▸ **Required work**
Return every line of the entries that includes the word "title".
** Opening Records to use block **
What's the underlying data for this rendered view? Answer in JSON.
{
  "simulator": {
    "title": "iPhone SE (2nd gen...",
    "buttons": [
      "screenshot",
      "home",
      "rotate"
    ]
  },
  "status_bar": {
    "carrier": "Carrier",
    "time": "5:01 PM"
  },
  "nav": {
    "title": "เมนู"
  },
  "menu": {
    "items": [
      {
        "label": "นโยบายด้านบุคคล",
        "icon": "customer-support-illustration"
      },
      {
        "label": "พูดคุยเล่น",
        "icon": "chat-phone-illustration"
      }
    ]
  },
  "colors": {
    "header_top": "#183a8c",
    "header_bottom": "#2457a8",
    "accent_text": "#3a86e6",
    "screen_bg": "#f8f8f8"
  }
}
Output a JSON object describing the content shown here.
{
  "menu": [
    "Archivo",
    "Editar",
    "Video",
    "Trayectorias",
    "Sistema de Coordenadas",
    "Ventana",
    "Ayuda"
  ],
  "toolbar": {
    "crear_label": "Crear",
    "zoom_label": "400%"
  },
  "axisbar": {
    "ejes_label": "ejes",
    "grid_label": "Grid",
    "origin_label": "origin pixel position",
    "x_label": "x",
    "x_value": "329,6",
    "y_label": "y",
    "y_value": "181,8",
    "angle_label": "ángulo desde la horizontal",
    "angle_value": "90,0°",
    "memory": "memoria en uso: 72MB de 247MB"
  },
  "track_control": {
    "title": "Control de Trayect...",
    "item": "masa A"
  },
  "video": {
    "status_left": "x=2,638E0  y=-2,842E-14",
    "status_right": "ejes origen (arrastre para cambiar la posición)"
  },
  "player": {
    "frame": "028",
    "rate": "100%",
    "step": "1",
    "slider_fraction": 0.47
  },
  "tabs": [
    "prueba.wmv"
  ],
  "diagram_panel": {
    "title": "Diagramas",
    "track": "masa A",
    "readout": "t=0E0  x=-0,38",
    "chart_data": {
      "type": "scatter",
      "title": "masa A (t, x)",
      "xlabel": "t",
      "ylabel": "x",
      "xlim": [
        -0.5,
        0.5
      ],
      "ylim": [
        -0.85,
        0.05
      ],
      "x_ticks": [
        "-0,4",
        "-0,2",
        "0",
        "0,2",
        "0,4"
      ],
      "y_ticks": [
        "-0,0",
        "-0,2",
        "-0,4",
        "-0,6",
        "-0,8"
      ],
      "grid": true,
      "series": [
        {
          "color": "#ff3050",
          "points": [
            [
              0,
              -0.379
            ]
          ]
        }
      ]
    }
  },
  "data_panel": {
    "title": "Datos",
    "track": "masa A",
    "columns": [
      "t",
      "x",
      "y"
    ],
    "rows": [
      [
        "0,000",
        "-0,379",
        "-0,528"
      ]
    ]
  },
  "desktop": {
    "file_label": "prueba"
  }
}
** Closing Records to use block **
▸ **Reply**
    "title": "iPhone SE (2nd gen...",
    "title": "เมนู"
    "title": "Control de Trayect...",
    "title": "Diagramas",
      "title": "masa A (t, x)",
    "title": "Datos",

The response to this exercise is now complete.